One of the fastest-growing regions in the U.S., Charleston, South Carolina is now the No. 1 mid-sized metro for millennials, according to the US Bureau of Labor Statistics. As of 2016, the metro area was growing at three times the rate of the U.S. population.
Often among the 34 new residents Charleston welcomes each day are venture capitalists and real estate developers, who are drawn to Charleston for a chance to participate in a fast-growing economy, while living in a more affordable coastal hub. These change agents have helped shaped Charleston into an emerging location for startup activity, and its tech community offers lessons for other cities on how to capitalize on an influx of new residents.

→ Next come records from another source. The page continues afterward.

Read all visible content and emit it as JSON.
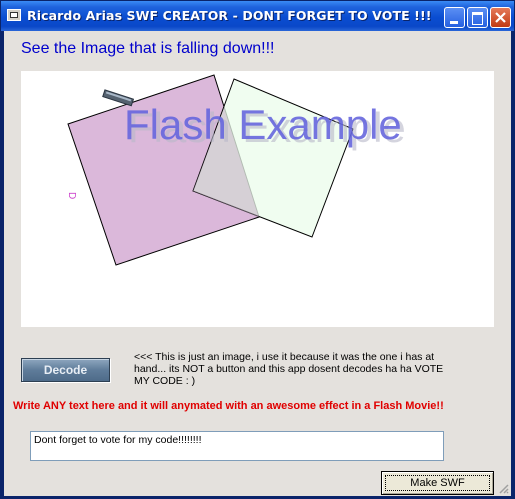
{
  "window": {
    "title": "Ricardo Arias SWF CREATOR - DONT FORGET TO VOTE !!!",
    "title_bar_color": "#0a4dd1"
  },
  "header": {
    "headline": "See the Image that is falling down!!!"
  },
  "preview": {
    "flash_text": "Flash Example",
    "small_letter": "D",
    "flash_text_color": "#6666dd",
    "square_left_color": "#dbb8da",
    "square_right_color": "#ebfceb"
  },
  "decode": {
    "label": "Decode",
    "note": "<<< This is just an image, i use it because it was the one i has at hand... its NOT a button and this app dosent decodes ha ha VOTE MY CODE : )"
  },
  "instructions": {
    "text": "Write ANY text here and it will anymated with an awesome effect in a Flash Movie!!",
    "color": "#e00000"
  },
  "input": {
    "value": "Dont forget to vote for my code!!!!!!!!"
  },
  "actions": {
    "make_label": "Make SWF"
  }
}
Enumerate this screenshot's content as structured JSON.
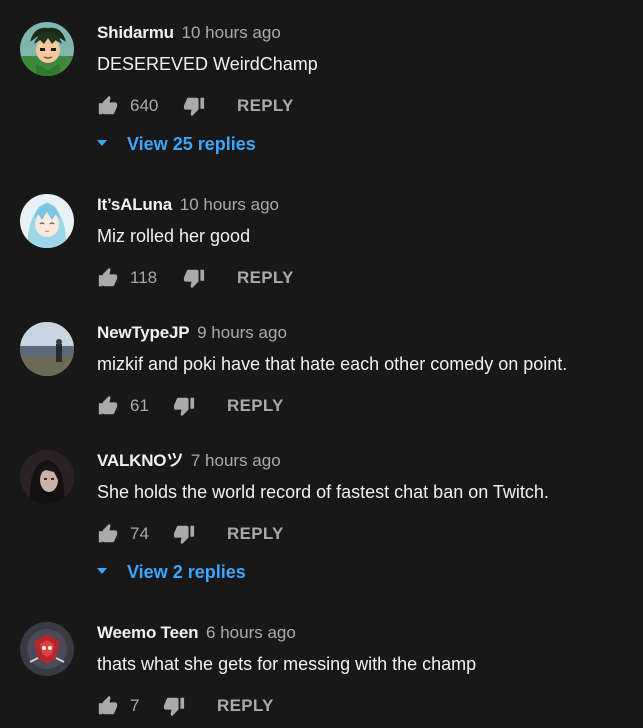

The seeds for Charleston’s startup community were sown 26 years ago, when nonprofit software company Blackbaud made the move from New York to Charleston. Since Blackbaud planted itself in Charleston, the region has welcomed more than 250 additional tech companies and 11,000 tech workers. (Disclosure: Blackbaud is an investor in Charleston Open Source.)
The game-changing moment for Charleston’s tech community was the 2001 launch of the Charleston Digital Corridor, a city-backed initiative to attract and grow technology startups. To date, the Corridor has launched more than 80 startups, including Blue Acorn, GoodDoneGreat (acquired by corporate social responsibility platform YourCause), and PeopleMatter (acquired by hiring platform Snagajob). Soon, the Corridor’s resources were attracting startups from outside the region, like Echovate, a “people analytics” software firm that chose Charleston over cities like Raleigh, Austin, and Boston.